● **What is required**
From the records, report how many lines hold the word "objects", with the number as the sole reply.

[Extracted information Boundary: Start]

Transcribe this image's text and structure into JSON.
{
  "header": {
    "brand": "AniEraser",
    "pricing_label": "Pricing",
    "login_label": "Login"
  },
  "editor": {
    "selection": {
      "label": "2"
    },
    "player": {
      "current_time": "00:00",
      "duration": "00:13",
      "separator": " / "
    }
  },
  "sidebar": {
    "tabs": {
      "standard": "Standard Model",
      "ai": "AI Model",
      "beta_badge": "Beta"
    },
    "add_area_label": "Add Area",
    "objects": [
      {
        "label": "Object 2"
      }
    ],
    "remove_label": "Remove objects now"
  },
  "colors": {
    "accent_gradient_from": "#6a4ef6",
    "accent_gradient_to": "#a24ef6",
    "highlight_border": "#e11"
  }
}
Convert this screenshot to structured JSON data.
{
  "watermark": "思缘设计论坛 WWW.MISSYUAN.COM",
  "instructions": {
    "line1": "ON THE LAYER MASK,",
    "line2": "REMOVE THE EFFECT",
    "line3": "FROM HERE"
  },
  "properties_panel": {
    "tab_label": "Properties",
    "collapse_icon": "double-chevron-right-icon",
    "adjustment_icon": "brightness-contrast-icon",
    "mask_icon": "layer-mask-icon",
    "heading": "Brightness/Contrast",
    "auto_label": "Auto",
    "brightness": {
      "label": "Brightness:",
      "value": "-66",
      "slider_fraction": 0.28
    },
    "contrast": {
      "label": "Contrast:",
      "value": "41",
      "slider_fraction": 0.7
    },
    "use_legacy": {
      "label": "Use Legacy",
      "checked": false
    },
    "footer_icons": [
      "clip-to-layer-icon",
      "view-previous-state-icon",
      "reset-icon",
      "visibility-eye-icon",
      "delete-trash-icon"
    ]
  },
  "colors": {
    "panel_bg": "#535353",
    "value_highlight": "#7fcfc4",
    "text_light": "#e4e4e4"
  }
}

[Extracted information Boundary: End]

● **Result of the exercise**
2